    Posted on September 9th, 2009 admin No comments
    Nothing like a hot, relaxing, bath.

    Nothing like a hot, relaxing, bath.

    Sometimes Freedom of Information seems to be the only or last avenue left to people who are unhappy with a service provided to them by a public authority.

    This phenomenon appears to manifest itself in a recent decision notice from Brighton and Hove City Council in relation to the quality of a tenant’s bath and wash basin.

    Clearly the tenant was less than happy when he arrived at his refurbished council home in July 2007 to find that the new bath had an enamel chip missing.

    If at that point the builders had fixed it to the satisfaction of the tenant it would have saved a blizzard of paperwork and a complaint file that eventually landed on the Information Commissioner’s desk.

    The tenant wanted to know where his bath had been purchased from, who the contractors were who fitted it and when and where the damage had been caused to the tub.

    Council staff manage to unearth an inspection report at the property which said:: ‘it was noted that there was a small chip in the enamelling to the internal bowl of the bath.

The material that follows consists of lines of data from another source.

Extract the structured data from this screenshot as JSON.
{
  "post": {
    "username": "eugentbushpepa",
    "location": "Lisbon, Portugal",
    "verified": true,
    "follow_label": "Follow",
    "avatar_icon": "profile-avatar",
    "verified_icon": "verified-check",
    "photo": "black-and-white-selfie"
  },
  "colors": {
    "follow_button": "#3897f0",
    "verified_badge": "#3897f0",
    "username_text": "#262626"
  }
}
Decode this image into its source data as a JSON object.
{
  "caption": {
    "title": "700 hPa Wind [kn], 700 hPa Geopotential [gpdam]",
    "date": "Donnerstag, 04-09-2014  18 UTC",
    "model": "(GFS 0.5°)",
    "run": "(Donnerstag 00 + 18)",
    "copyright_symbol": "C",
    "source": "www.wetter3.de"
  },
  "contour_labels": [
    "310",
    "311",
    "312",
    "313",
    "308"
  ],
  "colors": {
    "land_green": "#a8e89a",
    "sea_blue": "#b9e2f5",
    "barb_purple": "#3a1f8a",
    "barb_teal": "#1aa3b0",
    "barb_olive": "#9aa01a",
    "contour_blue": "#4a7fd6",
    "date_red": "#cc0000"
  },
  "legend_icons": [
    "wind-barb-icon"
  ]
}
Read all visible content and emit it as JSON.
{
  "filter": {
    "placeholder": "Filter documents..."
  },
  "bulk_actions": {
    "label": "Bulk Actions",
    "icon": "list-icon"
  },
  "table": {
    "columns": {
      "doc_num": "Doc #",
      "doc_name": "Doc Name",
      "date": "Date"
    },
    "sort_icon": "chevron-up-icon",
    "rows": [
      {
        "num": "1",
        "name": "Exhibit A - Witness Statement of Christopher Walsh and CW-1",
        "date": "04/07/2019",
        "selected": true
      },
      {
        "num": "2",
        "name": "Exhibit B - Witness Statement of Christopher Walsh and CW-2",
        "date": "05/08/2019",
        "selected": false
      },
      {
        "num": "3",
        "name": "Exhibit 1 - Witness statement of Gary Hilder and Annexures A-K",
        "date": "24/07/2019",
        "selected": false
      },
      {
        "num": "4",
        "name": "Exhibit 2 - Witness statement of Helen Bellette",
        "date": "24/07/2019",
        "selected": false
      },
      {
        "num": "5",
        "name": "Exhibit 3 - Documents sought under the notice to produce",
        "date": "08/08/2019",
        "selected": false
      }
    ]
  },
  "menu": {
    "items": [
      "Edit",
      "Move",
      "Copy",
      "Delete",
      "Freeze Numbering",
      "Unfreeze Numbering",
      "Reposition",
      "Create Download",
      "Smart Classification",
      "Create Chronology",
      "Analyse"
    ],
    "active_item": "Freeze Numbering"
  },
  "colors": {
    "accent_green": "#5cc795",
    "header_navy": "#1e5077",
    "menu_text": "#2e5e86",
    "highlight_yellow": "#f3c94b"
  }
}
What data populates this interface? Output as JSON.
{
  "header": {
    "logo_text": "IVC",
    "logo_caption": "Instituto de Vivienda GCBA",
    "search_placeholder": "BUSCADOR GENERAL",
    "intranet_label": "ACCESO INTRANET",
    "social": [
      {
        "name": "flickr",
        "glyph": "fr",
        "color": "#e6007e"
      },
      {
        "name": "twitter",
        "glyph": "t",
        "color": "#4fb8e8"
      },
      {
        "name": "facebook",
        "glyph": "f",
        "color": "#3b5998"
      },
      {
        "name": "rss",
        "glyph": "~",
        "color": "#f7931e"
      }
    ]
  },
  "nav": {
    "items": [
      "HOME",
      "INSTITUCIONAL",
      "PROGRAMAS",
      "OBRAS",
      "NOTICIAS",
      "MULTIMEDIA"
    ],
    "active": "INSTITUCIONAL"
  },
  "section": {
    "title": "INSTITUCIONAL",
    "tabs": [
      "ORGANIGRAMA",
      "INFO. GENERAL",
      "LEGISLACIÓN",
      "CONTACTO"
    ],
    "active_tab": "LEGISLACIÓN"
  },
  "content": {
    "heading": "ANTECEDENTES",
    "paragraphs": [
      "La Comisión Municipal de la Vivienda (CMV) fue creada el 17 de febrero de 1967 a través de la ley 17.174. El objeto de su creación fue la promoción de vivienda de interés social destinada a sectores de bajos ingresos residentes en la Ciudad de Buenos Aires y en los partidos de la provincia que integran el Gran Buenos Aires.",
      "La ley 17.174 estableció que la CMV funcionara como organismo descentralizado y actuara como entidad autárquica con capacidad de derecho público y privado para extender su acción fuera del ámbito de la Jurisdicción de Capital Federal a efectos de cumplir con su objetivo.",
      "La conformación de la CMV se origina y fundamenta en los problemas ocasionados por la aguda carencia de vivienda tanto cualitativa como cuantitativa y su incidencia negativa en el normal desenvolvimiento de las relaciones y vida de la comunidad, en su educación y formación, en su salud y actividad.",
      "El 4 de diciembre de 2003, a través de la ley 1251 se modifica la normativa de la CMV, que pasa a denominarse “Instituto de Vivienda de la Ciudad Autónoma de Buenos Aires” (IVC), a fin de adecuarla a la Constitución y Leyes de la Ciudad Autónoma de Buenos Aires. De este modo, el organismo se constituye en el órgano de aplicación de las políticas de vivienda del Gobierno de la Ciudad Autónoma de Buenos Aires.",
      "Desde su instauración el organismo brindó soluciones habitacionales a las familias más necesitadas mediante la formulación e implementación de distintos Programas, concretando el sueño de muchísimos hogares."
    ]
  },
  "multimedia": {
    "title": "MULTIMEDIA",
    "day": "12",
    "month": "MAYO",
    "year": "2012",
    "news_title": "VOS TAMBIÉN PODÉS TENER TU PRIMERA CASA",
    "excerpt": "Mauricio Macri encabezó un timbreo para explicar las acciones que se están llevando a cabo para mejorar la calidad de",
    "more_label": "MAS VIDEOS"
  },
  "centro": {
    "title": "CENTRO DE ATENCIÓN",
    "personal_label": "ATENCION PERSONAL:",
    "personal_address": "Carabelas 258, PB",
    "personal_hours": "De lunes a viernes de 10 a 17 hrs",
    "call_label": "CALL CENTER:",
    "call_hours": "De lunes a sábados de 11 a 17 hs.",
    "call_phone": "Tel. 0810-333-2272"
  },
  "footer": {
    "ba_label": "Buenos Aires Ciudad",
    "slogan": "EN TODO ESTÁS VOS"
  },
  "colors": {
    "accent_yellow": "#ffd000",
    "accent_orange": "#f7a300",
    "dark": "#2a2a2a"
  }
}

It was agreed that the contractor would carry out a liquid enamel repair to the chip.’

    But there was no information held by the Council of how the chip had been caused and when and where it had happened. The Council gave the applicant the details of its contractor and said the company might hold more details.

    From a legal point of view, this aspect is interesting, in that the Council appears to have tried to bat off the request by just pointing him in the direction of the contractor.

    However, the information on the man’s bath is held by the contractor ‘on behalf’ of the Council and so is therefore the responsibility of the authority to unearth.

    The Commissioner said in the decision notice: “When the Council completed its internal review, the Council stated that it did not hold copies of the information requested, however the contractor “may have further information”. This is an inadequate response for the purposes of the FOIA as it was not clear whether the information was held by the contractor on behalf of the Council. In view of this, the Council breached section 1(1)(a) for not stating whether it held this information.”

    As it turned out the contractor had very limited information on the provenance of the bathtub and said it was impossible to marry up invoices for baths with the properties that they may have been installed in.

    So the mystery of who chipped the enamel off the seasider’s bath will remain unsolved as even the powers of Freedom of Information cannot unmask the culprit.

    The full decision notice is [here] .